Publications

Fredston-Hermann, A., S. D. Gaines, and B. S. Halpern. Biogeographic constraints to marine conservation in a changing climate. (2018). Annals of the New York Academy of Sciences advance online publication. DOI: 10.1111/nyas.13597

Burgess, M. G., A. Fredston-Hermann, M. Pinsky, S. D. Gaines, and D. Tilman. (2017). Reply to Le Pape et al: Management is key to preventing marine extinctions. Proceedings of the National Academy of Sciences 114(31): E6275-E6276.

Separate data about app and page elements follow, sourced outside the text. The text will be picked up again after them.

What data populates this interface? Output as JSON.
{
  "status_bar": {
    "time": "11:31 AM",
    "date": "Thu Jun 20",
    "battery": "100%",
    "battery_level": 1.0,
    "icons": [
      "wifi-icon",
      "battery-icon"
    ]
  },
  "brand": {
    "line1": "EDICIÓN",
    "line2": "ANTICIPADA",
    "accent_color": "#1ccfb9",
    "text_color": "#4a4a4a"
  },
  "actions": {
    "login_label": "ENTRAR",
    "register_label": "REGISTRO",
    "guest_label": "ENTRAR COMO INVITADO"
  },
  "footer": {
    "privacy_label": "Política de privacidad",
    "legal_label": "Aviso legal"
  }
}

Burgess, M. G., C. Costello, A. Fredston-Hermann, M. Pinsky, S. D. Gaines, D. Tilman, and S. Polasky. (2017). Range contraction enables harvesting to extinction. Proceedings of the National Academy of Sciences 114(15): 3945-3950.

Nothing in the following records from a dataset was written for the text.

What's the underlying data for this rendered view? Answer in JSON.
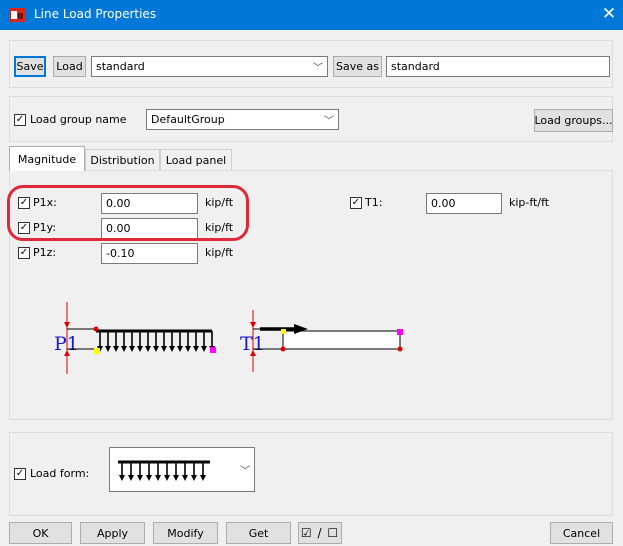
{
  "window": {
    "title": "Line Load Properties",
    "close_glyph": "✕",
    "icon": "app-icon"
  },
  "toolbar": {
    "save_label": "Save",
    "load_label": "Load",
    "preset_value": "standard",
    "save_as_label": "Save as",
    "save_as_value": "standard"
  },
  "load_group": {
    "checked": true,
    "label": "Load group name",
    "value": "DefaultGroup",
    "button_label": "Load groups..."
  },
  "tabs": [
    {
      "label": "Magnitude",
      "active": true
    },
    {
      "label": "Distribution",
      "active": false
    },
    {
      "label": "Load panel",
      "active": false
    }
  ],
  "magnitude": {
    "p1x": {
      "label": "P1x:",
      "value": "0.00",
      "unit": "kip/ft",
      "checked": true
    },
    "p1y": {
      "label": "P1y:",
      "value": "0.00",
      "unit": "kip/ft",
      "checked": true
    },
    "p1z": {
      "label": "P1z:",
      "value": "-0.10",
      "unit": "kip/ft",
      "checked": true
    },
    "t1": {
      "label": "T1:",
      "value": "0.00",
      "unit": "kip-ft/ft",
      "checked": true
    }
  },
  "diagram": {
    "p1_label": "P1",
    "t1_label": "T1"
  },
  "load_form": {
    "checked": true,
    "label": "Load form:"
  },
  "footer": {
    "ok_label": "OK",
    "apply_label": "Apply",
    "modify_label": "Modify",
    "get_label": "Get",
    "toggle_label": "☑ / ☐",
    "cancel_label": "Cancel"
  },
  "colors": {
    "titlebar": "#0078d7",
    "highlight_ring": "#e02838",
    "diagram_text": "#1a1ad0",
    "marker_magenta": "#ff00ff",
    "marker_yellow": "#ffff00",
    "marker_red": "#e00000"
  }
}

Fredston-Hermann, A., C. J. Brown, S. Albert, C. Klein, S. Mangubhai, J. L. Nelson, L. Teneva, A. Wenger, S. D. Gaines, and B. S. Halpern. (2016). Where does river runoff matter for coastal marine conservation? Frontiers in Marine Science 3(273): 1-10.

Fredston-Hermann, A. L., A. O’Dea, F. Rodriguez, W. G. Thompson, and J. A. Todd. (2013). Marked ecological shifts in seagrass and reef molluscan communities since the mid-Holocene in the Southwestern Caribbean. Bulletin of Marine Science 89(4): 983-1002.

Projects

Science for Nature and People Partnership (SNAPP) Working Group: Ridges to Reef Fisheries, 2014-2016

H. William Kuni Bren Research Award (with Sebastian Tapia, Casey O’Hara, and Molly Wilson), 2017-2018

Grants

National Defense Science and Engineering Graduate Fellowship: 2014-2017